Delicate dolls of history

by Shannon Rae Gentry
Wednesday, May 8, 2013

Staff photo by Allison Potter 

Laura Poteat holds an SFBJ French doll from the early 1900s at her home in Wilmington. Left: This Jumeau French doll from the late 1800s is Poteat’s favorite of those in her collection.

In years past, the Latimer House of the Historical Society of the Lower Cape Fear once opened its doors to teas, luncheons and private parties. Now, Heather Van Fossen, the program coordinator for the society, said last Wednesday, May 1, that the house will once again host quarterly teas.

“We try to have periodic teas… and I thought that for Mother’s Day it’d be really fun for mothers, daughters, grandmothers and special friends to come,” she said about this weekend’s “Mothers, Daughters and Dolls” Victorian tea on Saturday, May 11, featuring a program on antique Victorian dolls.

Not just geared toward children and their mothers, Van Fossen said that this tea caters to all ages that are interested in the evolution of dolls that many young children have enjoyed over centuries.

For the first seating at 10:30 a.m., Van Fossen said that everyone would have time to look through the house and its current collection of toys before the presentation at noon, followed by the second seating at 1 p.m. open to adults only.

“We tried to allow time for everyone to enjoy the toys in [the house] and then we have someone coming who makes reproductions of dolls. … She’ll have her dolls on display and talk about them,” Van Fossen said.

The speaker, Laura Poteat, is the school librarian at Myrtle Grove Christian School and volunteers with the Historical Society. She said that with her extensive collection of antique dolls, she will concentrate on the dolls of the Victorian era, how they were made and the type of girls who played with them.

“In the early 1800s most of the dolls were wooden, then they went to what we call china and they were very breakable, but also plentiful. After that in the early 1800s were the bisque [porcelain] dolls that had beautiful coloring and were very life-like,” she explained.

“Some were very costly and only for the very privileged and yet, eventually, it became mass-produced so that just about every child could afford some sort of doll out of bisque material,” she said.

Choosing from the other favorites in her collection, Poteat said she plans to bring a life-sized French doll that has realistic glass paperweight eyes and human hair. 

“It really was considered one of the best dolls ever made,” she said.

Poteat said that her interest in antique dolls originated in a visit to a museum much like the Latimer House many years ago. 

“When I was a child, I went to a historic museum on Cape Cod, Mass., and they had a child’s room that had all sorts of bisque antique dolls, and I remember thinking that I had never seen anything more beautiful,” she said.

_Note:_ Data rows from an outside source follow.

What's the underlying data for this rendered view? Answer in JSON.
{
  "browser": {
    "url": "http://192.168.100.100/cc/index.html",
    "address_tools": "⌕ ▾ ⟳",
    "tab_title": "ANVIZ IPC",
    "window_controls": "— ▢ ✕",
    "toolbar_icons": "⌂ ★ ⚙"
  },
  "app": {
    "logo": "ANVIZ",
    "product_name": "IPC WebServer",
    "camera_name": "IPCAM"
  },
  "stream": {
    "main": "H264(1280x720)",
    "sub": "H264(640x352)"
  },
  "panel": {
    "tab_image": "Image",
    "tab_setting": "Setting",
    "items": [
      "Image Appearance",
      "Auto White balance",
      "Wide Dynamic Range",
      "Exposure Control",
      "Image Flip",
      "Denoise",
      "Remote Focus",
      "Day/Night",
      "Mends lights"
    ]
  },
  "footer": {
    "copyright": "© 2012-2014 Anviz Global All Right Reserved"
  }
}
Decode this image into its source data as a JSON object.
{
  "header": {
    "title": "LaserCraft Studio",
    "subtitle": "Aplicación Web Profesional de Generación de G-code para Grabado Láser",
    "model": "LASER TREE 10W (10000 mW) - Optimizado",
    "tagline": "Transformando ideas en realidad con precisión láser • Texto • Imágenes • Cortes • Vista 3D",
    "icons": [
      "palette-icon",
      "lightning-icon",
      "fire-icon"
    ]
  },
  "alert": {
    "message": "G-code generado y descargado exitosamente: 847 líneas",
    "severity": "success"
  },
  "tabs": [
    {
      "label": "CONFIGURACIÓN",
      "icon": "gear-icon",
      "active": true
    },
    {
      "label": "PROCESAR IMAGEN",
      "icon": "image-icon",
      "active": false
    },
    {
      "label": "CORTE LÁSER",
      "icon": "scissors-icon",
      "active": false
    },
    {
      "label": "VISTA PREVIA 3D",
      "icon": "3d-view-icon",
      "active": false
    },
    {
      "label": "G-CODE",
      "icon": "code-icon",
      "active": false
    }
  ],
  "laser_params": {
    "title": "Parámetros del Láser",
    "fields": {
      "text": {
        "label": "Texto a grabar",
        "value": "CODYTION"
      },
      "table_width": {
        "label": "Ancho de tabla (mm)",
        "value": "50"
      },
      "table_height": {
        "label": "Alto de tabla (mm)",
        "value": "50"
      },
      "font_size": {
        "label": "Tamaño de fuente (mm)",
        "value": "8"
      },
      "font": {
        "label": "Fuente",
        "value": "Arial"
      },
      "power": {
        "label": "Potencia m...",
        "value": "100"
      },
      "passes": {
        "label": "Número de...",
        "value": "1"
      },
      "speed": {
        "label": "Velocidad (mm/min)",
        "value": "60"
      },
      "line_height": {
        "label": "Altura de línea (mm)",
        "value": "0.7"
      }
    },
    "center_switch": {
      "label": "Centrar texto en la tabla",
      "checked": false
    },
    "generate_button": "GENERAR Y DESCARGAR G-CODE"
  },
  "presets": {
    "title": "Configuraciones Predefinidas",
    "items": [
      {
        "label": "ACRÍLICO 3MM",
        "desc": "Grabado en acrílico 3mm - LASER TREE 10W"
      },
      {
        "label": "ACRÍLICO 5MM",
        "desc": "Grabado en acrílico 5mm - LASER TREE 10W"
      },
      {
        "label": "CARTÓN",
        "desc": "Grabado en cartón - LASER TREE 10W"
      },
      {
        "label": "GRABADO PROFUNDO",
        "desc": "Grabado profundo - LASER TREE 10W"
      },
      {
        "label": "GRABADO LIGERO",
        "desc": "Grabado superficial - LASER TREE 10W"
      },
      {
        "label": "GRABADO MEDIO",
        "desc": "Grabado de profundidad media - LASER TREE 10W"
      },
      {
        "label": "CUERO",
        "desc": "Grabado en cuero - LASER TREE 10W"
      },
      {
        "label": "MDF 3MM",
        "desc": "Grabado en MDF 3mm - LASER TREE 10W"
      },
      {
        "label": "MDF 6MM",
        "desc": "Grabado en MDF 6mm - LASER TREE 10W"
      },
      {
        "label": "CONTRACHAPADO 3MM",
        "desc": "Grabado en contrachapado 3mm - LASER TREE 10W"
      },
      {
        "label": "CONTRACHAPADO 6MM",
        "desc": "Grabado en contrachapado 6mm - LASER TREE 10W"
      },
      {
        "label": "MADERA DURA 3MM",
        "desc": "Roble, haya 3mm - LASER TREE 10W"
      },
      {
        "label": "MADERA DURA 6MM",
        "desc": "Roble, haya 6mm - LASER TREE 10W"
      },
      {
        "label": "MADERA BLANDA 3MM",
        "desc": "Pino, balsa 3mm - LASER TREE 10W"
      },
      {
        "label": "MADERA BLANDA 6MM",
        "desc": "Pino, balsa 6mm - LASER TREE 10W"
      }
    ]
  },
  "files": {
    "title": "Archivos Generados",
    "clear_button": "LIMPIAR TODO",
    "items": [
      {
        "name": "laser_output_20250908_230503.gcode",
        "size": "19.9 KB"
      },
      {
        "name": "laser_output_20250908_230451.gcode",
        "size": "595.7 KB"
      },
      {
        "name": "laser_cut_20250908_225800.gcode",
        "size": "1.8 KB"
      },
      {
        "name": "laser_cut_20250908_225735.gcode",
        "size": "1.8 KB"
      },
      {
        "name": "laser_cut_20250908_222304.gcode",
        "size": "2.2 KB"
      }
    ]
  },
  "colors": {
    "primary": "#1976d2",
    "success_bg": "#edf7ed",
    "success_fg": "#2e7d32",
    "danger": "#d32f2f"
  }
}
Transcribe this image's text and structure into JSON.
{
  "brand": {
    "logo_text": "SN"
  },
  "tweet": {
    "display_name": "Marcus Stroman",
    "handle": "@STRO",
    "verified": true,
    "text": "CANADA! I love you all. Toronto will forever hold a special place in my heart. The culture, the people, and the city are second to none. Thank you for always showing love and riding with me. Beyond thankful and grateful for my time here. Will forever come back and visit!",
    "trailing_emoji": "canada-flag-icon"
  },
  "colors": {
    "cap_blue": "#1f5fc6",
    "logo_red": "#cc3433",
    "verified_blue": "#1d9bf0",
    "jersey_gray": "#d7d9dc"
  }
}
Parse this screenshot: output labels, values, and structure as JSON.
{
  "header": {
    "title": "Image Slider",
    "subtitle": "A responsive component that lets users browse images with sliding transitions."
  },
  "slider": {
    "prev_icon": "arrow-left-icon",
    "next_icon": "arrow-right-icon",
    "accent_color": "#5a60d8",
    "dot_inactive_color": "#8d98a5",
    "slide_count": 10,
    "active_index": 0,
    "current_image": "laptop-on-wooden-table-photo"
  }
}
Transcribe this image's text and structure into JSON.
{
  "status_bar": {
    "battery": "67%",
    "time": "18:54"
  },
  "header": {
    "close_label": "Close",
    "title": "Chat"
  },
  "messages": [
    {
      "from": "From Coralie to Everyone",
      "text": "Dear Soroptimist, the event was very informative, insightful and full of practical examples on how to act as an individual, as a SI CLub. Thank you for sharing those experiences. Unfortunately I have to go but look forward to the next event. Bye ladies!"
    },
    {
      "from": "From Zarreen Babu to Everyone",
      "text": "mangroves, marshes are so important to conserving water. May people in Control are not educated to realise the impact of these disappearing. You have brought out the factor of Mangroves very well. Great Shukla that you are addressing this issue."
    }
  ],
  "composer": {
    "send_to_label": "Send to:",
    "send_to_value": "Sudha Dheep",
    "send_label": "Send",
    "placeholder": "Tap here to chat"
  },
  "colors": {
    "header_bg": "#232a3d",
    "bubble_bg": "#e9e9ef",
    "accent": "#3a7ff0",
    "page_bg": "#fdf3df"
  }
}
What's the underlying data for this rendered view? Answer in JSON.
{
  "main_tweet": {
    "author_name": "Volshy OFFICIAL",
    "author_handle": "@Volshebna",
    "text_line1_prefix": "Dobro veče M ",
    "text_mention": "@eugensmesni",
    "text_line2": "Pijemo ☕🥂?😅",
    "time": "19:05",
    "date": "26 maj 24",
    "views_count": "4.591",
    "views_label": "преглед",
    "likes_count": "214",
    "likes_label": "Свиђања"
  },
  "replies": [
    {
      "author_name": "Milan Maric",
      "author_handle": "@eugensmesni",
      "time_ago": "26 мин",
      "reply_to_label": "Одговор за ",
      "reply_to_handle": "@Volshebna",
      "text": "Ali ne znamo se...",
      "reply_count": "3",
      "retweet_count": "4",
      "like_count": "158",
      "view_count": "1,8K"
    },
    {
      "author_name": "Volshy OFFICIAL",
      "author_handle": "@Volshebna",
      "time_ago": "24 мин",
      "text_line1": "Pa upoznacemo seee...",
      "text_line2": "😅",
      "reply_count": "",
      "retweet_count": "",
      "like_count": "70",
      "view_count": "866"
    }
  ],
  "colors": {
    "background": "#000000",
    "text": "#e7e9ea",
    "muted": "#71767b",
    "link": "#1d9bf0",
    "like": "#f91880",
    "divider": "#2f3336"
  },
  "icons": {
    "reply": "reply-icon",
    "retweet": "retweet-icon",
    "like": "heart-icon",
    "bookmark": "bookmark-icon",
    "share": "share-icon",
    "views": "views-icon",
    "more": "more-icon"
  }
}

The Wilmington Tea Room will prepare food and everyone is invited to bring favorite dolls from home. Pre-paid reservations are required at $25 for adults and $12 for children ages 6-15, and can be made by calling 910-762-0492.

For more about future teas or reserving the Latimer House tearoom, visit


Copyright 2014 Lumina News. All rights reserved. This material may not be published, broadcast, rewritten or redistributed.


 Email this to a friend    Printable version